In order for all these ideas and many more that will be presented during this consultation to succeed, they need a champion, one that believes in the cause and will commit to pursue the vision to its successful end. Where can the champion be found? Can the International Network on Bamboo and Rattan play that role? If so, how can it play that role? If not, why not and what are the alternatives? The author admits that he does not have the answer, but this consultation should seriously discuss this. In any case, the champion should not be a government agency. Government agencies just do not have the institutional ability to undertake such "developmental" activities. Rattan planting and development must be viewed as a business, and the involvement of the private sector is critical. At worst, it should be a joint venture with the private sector or an independent international agency with the capacity and tenacity to pursue this effort to a successful end.

One of the main reasons for lack of success in rattan planting and development in the past is the fact that institutions undertaking such activities have other primary responsibilities, such as the forestry departments or rubber plantation owners. Rattan is a minor crop within the total agenda of the institution and never gets the priority that is necessary. A dedicated institution at the national or state level, which is formed solely for the promotion of rattan, may be the only answer.
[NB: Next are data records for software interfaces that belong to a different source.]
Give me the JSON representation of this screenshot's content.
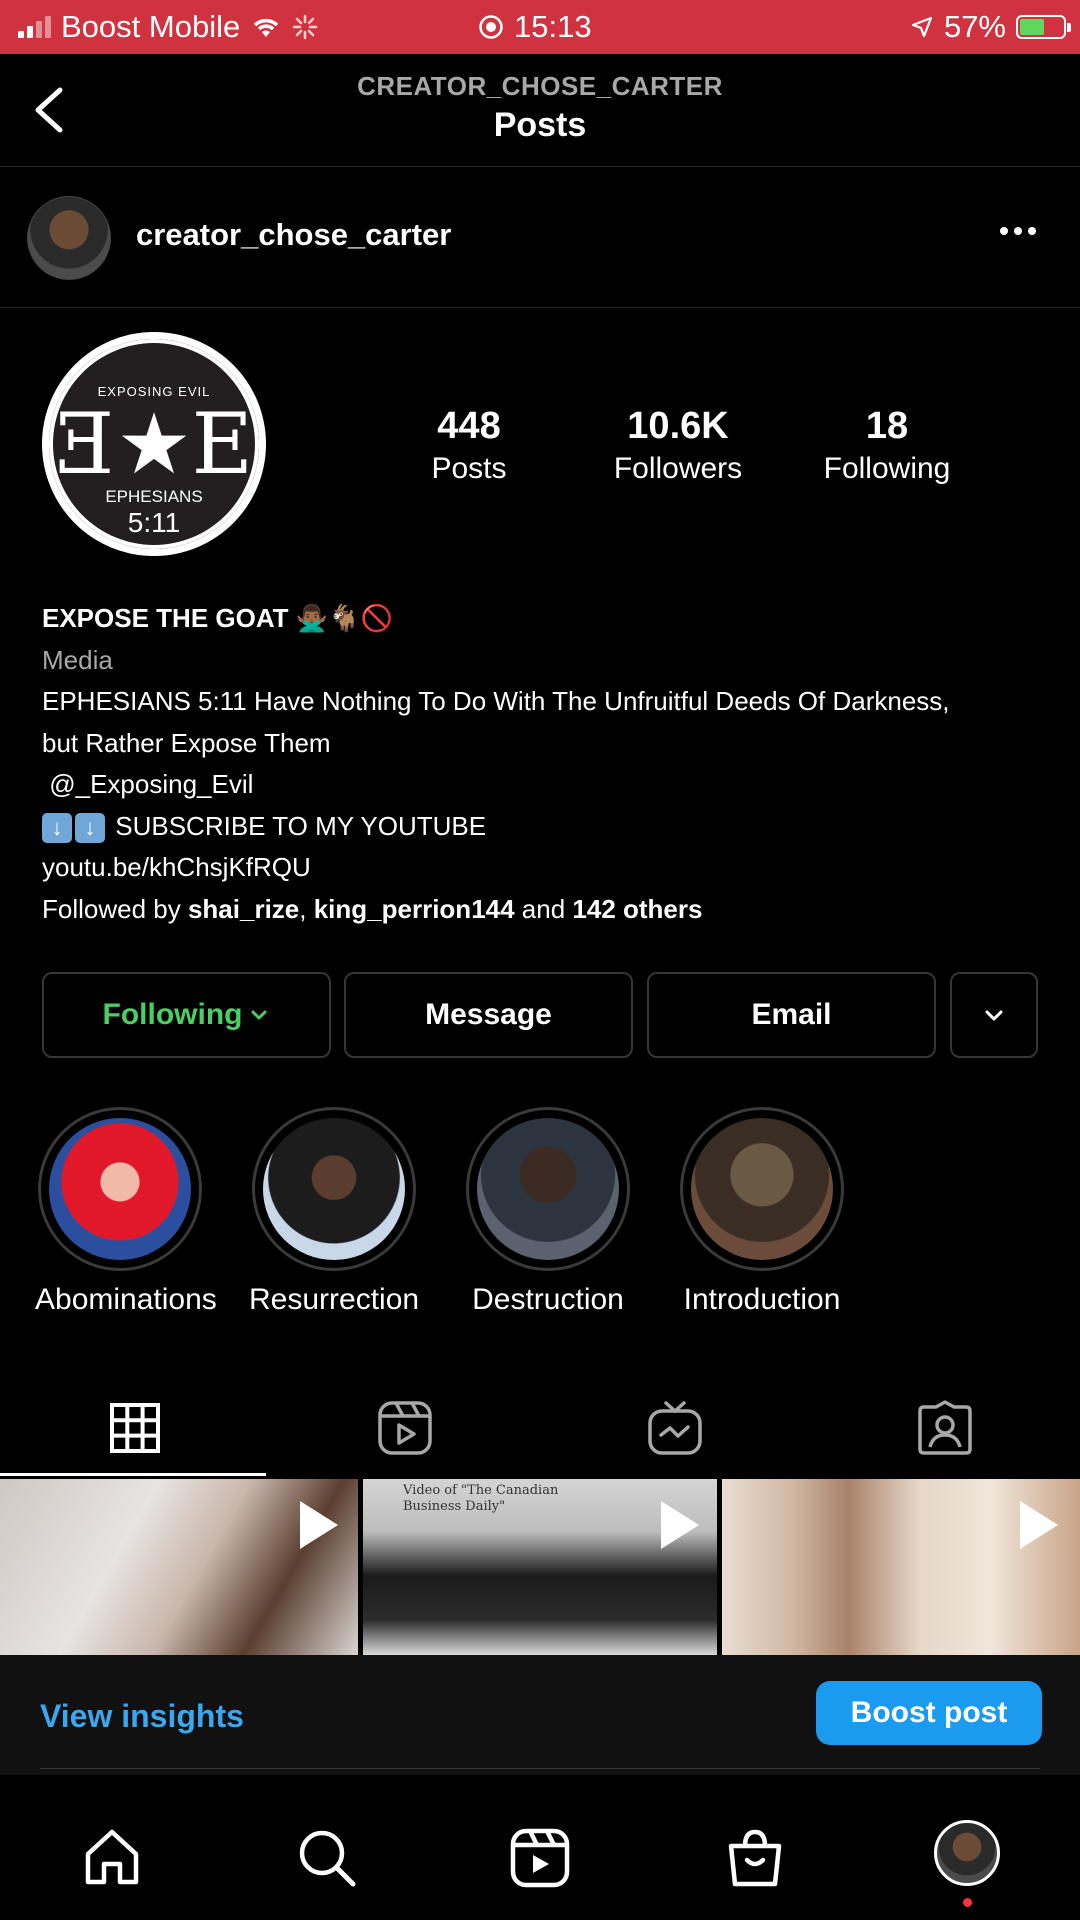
{
  "status_bar": {
    "carrier": "Boost Mobile",
    "time": "15:13",
    "battery": "57%",
    "battery_level": 0.57,
    "colors": {
      "background": "#d0333f",
      "battery_fill": "#5dd85d"
    }
  },
  "header": {
    "subtitle": "CREATOR_CHOSE_CARTER",
    "title": "Posts"
  },
  "post_owner": {
    "username": "creator_chose_carter"
  },
  "profile": {
    "logo": {
      "top": "EXPOSING   EVIL",
      "letters": "Ǝ★E",
      "bottom": "EPHESIANS",
      "number": "5:11"
    },
    "stats": [
      {
        "value": "448",
        "label": "Posts"
      },
      {
        "value": "10.6K",
        "label": "Followers"
      },
      {
        "value": "18",
        "label": "Following"
      }
    ],
    "name": "EXPOSE THE GOAT",
    "name_emojis": "🙅🏾‍♂️🐐🚫",
    "category": "Media",
    "bio_line1": "EPHESIANS 5:11 Have Nothing To Do With The Unfruitful Deeds Of Darkness,",
    "bio_line2": "but Rather Expose Them",
    "bio_line3": " @_Exposing_Evil",
    "bio_line4": "SUBSCRIBE TO MY YOUTUBE",
    "bio_line5": "youtu.be/khChsjKfRQU",
    "followed_by_prefix": "Followed by ",
    "followed_by_user1": "shai_rize",
    "followed_by_sep": ", ",
    "followed_by_user2": "king_perrion144",
    "followed_by_and": " and ",
    "followed_by_others": "142 others"
  },
  "actions": {
    "following": "Following",
    "message": "Message",
    "email": "Email"
  },
  "highlights": [
    {
      "label": "Abominations"
    },
    {
      "label": "Resurrection"
    },
    {
      "label": "Destruction"
    },
    {
      "label": "Introduction"
    }
  ],
  "grid": {
    "cell2_caption": "Video of \"The Canadian Business Daily\""
  },
  "insights": {
    "view_insights": "View insights",
    "boost_post": "Boost post",
    "colors": {
      "link": "#3aa7f0",
      "button": "#1a9bf0"
    }
  },
  "icons": {
    "tabs": [
      "grid-icon",
      "reels-icon",
      "igtv-icon",
      "tagged-icon"
    ],
    "nav": [
      "home-icon",
      "search-icon",
      "reels-icon",
      "shop-icon",
      "profile-avatar"
    ]
  }
}
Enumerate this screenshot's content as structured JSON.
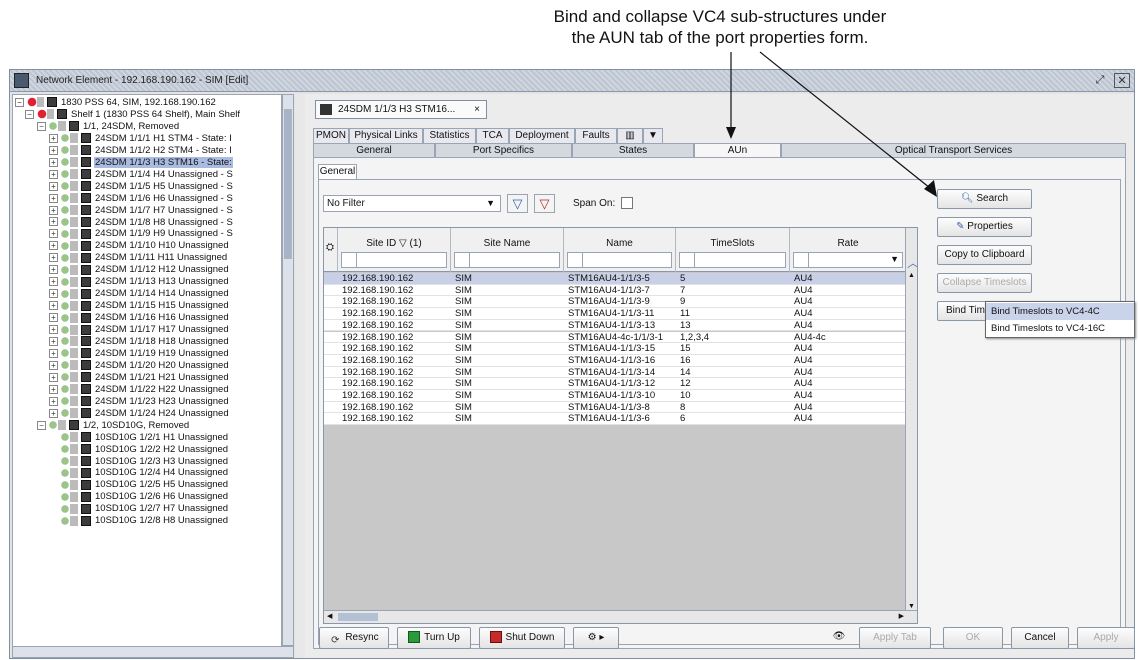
{
  "annotation": {
    "line1": "Bind and collapse VC4 sub-structures under",
    "line2": "the AUN tab of the port properties form."
  },
  "window": {
    "title": "Network Element - 192.168.190.162 - SIM [Edit]"
  },
  "tree": {
    "root": "1830 PSS 64, SIM, 192.168.190.162",
    "shelf": "Shelf 1 (1830 PSS 64 Shelf), Main Shelf",
    "card1": "1/1, 24SDM, Removed",
    "card1_ports": [
      "24SDM 1/1/1 H1 STM4 - State: I",
      "24SDM 1/1/2 H2 STM4 - State: I",
      "24SDM 1/1/3 H3 STM16 - State:",
      "24SDM 1/1/4 H4 Unassigned - S",
      "24SDM 1/1/5 H5 Unassigned - S",
      "24SDM 1/1/6 H6 Unassigned - S",
      "24SDM 1/1/7 H7 Unassigned - S",
      "24SDM 1/1/8 H8 Unassigned - S",
      "24SDM 1/1/9 H9 Unassigned - S",
      "24SDM 1/1/10 H10 Unassigned",
      "24SDM 1/1/11 H11 Unassigned",
      "24SDM 1/1/12 H12 Unassigned",
      "24SDM 1/1/13 H13 Unassigned",
      "24SDM 1/1/14 H14 Unassigned",
      "24SDM 1/1/15 H15 Unassigned",
      "24SDM 1/1/16 H16 Unassigned",
      "24SDM 1/1/17 H17 Unassigned",
      "24SDM 1/1/18 H18 Unassigned",
      "24SDM 1/1/19 H19 Unassigned",
      "24SDM 1/1/20 H20 Unassigned",
      "24SDM 1/1/21 H21 Unassigned",
      "24SDM 1/1/22 H22 Unassigned",
      "24SDM 1/1/23 H23 Unassigned",
      "24SDM 1/1/24 H24 Unassigned"
    ],
    "card2": "1/2, 10SD10G, Removed",
    "card2_ports": [
      "10SD10G 1/2/1 H1 Unassigned",
      "10SD10G 1/2/2 H2 Unassigned",
      "10SD10G 1/2/3 H3 Unassigned",
      "10SD10G 1/2/4 H4 Unassigned",
      "10SD10G 1/2/5 H5 Unassigned",
      "10SD10G 1/2/6 H6 Unassigned",
      "10SD10G 1/2/7 H7 Unassigned",
      "10SD10G 1/2/8 H8 Unassigned"
    ]
  },
  "doc_tab": "24SDM 1/1/3 H3 STM16...",
  "tabs_row1": [
    "PMON",
    "Physical Links",
    "Statistics",
    "TCA",
    "Deployment",
    "Faults"
  ],
  "tabs_row2": [
    "General",
    "Port Specifics",
    "States",
    "AUn",
    "Optical Transport Services"
  ],
  "sub_tab": "General",
  "filter": {
    "value": "No Filter",
    "span_label": "Span On:"
  },
  "table": {
    "columns": [
      "Site ID ▽ (1)",
      "Site Name",
      "Name",
      "TimeSlots",
      "Rate"
    ],
    "rows": [
      [
        "192.168.190.162",
        "SIM",
        "STM16AU4-1/1/3-5",
        "5",
        "AU4"
      ],
      [
        "192.168.190.162",
        "SIM",
        "STM16AU4-1/1/3-7",
        "7",
        "AU4"
      ],
      [
        "192.168.190.162",
        "SIM",
        "STM16AU4-1/1/3-9",
        "9",
        "AU4"
      ],
      [
        "192.168.190.162",
        "SIM",
        "STM16AU4-1/1/3-11",
        "11",
        "AU4"
      ],
      [
        "192.168.190.162",
        "SIM",
        "STM16AU4-1/1/3-13",
        "13",
        "AU4"
      ],
      [
        "192.168.190.162",
        "SIM",
        "STM16AU4-4c-1/1/3-1",
        "1,2,3,4",
        "AU4-4c"
      ],
      [
        "192.168.190.162",
        "SIM",
        "STM16AU4-1/1/3-15",
        "15",
        "AU4"
      ],
      [
        "192.168.190.162",
        "SIM",
        "STM16AU4-1/1/3-16",
        "16",
        "AU4"
      ],
      [
        "192.168.190.162",
        "SIM",
        "STM16AU4-1/1/3-14",
        "14",
        "AU4"
      ],
      [
        "192.168.190.162",
        "SIM",
        "STM16AU4-1/1/3-12",
        "12",
        "AU4"
      ],
      [
        "192.168.190.162",
        "SIM",
        "STM16AU4-1/1/3-10",
        "10",
        "AU4"
      ],
      [
        "192.168.190.162",
        "SIM",
        "STM16AU4-1/1/3-8",
        "8",
        "AU4"
      ],
      [
        "192.168.190.162",
        "SIM",
        "STM16AU4-1/1/3-6",
        "6",
        "AU4"
      ]
    ]
  },
  "side_buttons": {
    "search": "Search",
    "properties": "Properties",
    "copy": "Copy to Clipboard",
    "collapse": "Collapse Timeslots",
    "bind": "Bind Timesl"
  },
  "bind_menu": [
    "Bind Timeslots to VC4-4C",
    "Bind Timeslots to VC4-16C"
  ],
  "bottom": {
    "resync": "Resync",
    "turn_up": "Turn Up",
    "shut_down": "Shut Down",
    "apply_tab": "Apply Tab",
    "ok": "OK",
    "cancel": "Cancel",
    "apply": "Apply"
  }
}
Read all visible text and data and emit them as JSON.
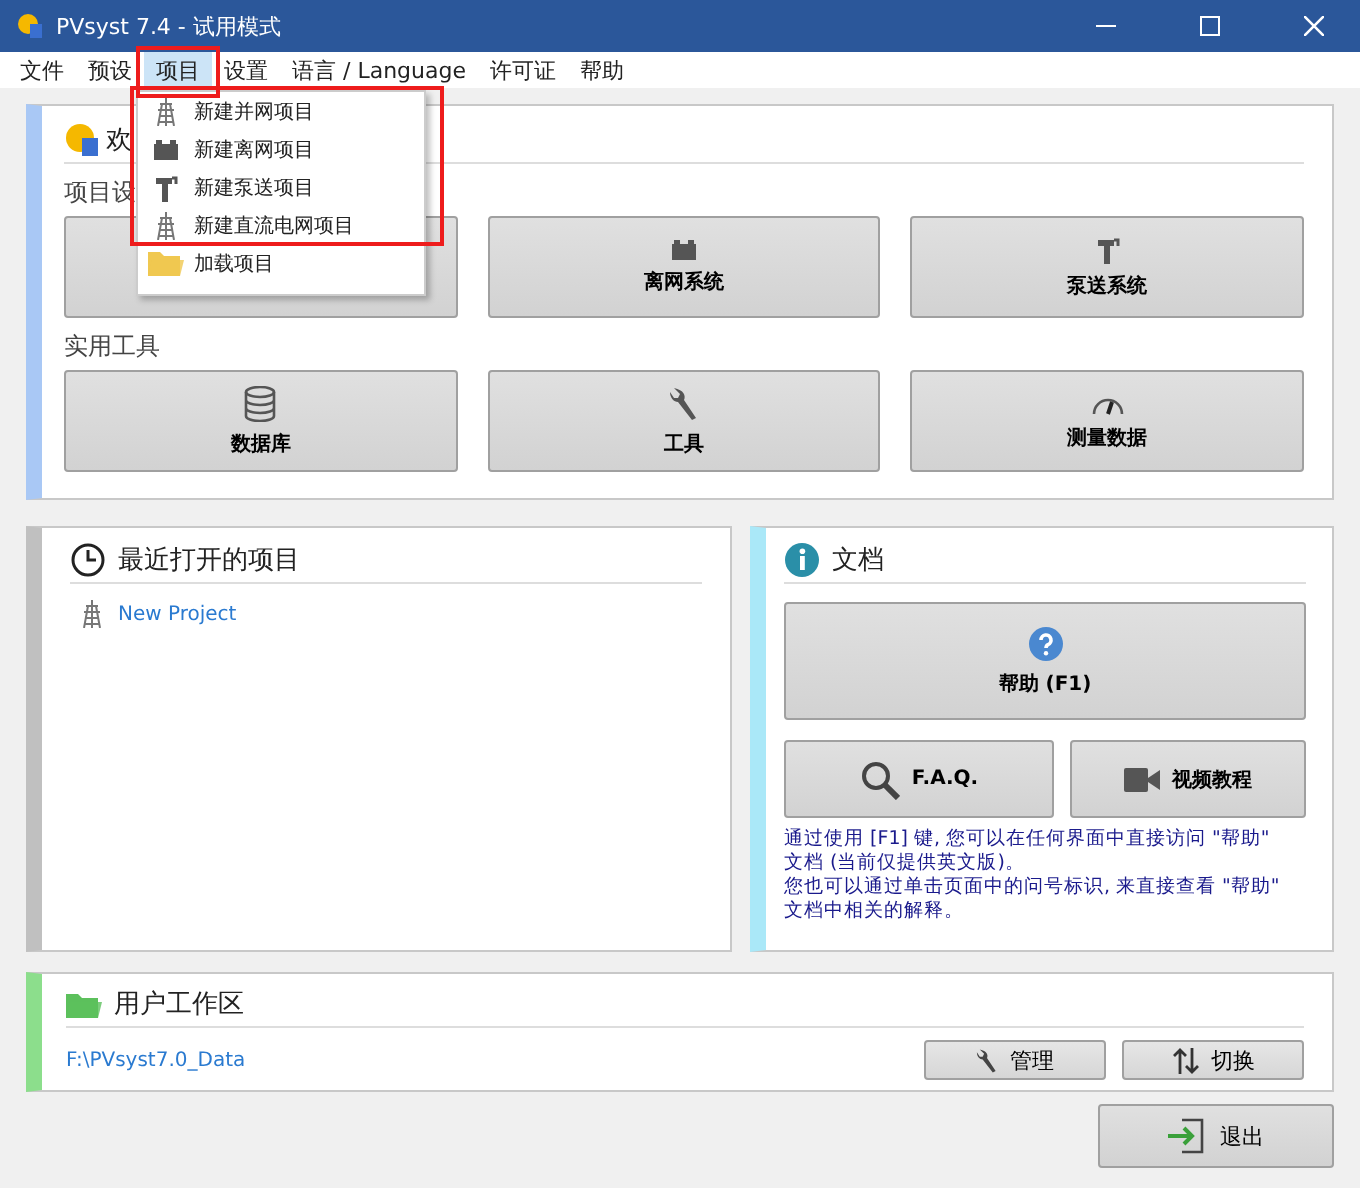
{
  "window": {
    "title": "PVsyst 7.4 - 试用模式"
  },
  "menu_bar": [
    {
      "label": "文件",
      "selected": false
    },
    {
      "label": "预设",
      "selected": false
    },
    {
      "label": "项目",
      "selected": true
    },
    {
      "label": "设置",
      "selected": false
    },
    {
      "label": "语言 / Language",
      "selected": false
    },
    {
      "label": "许可证",
      "selected": false
    },
    {
      "label": "帮助",
      "selected": false
    }
  ],
  "project_menu": {
    "items": [
      {
        "label": "新建并网项目"
      },
      {
        "label": "新建离网项目"
      },
      {
        "label": "新建泵送项目"
      },
      {
        "label": "新建直流电网项目"
      },
      {
        "label": "加载项目"
      }
    ]
  },
  "welcome": {
    "title": "欢",
    "project_design": {
      "heading": "项目设",
      "buttons": [
        {
          "kind": "blank"
        },
        {
          "kind": "labeled",
          "label": "离网系统"
        },
        {
          "kind": "labeled",
          "label": "泵送系统"
        }
      ]
    },
    "tools": {
      "heading": "实用工具",
      "buttons": [
        {
          "label": "数据库"
        },
        {
          "label": "工具"
        },
        {
          "label": "测量数据"
        }
      ]
    }
  },
  "recent": {
    "title": "最近打开的项目",
    "items": [
      {
        "label": "New Project"
      }
    ]
  },
  "docs": {
    "title": "文档",
    "help_button": "帮助 (F1)",
    "faq_button": "F.A.Q.",
    "video_button": "视频教程",
    "notes": [
      "通过使用 [F1] 键, 您可以在任何界面中直接访问 \"帮助\" 文档 (当前仅提供英文版)。",
      "您也可以通过单击页面中的问号标识, 来直接查看 \"帮助\" 文档中相关的解释。"
    ]
  },
  "workspace": {
    "title": "用户工作区",
    "path": "F:\\PVsyst7.0_Data",
    "buttons": [
      {
        "label": "管理"
      },
      {
        "label": "切换"
      }
    ]
  },
  "exit_button": "退出"
}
A Rattan Development Corporation with seed money from government and with the involvement of the private sector may be able to play the "champion's" role.

4. Conclusions

The problem of sustainable development of rattan globally is an area of concern. This was one of the reasons why INBAR was established. The fact that this consultation is being held augurs well for rattan and INBAR, as there is a group of concerned citizens of the world who are willing to contribute ideas to the global effort. We need to mobilize this team to assist in championing the cause.

The problems are many but not insurmountable. A "champion" is needed to champion the cause and a dedicated institution such as a Rattan Development Corporation with the involvement of the private sector may be the answer. We need a friendly country to try these ideas and the financial resources to pursue the idea to a successful completion. INBAR and the Forestry Department of FAO should join forces to take this idea forward.


Previous PageTable Of ContentsNext Page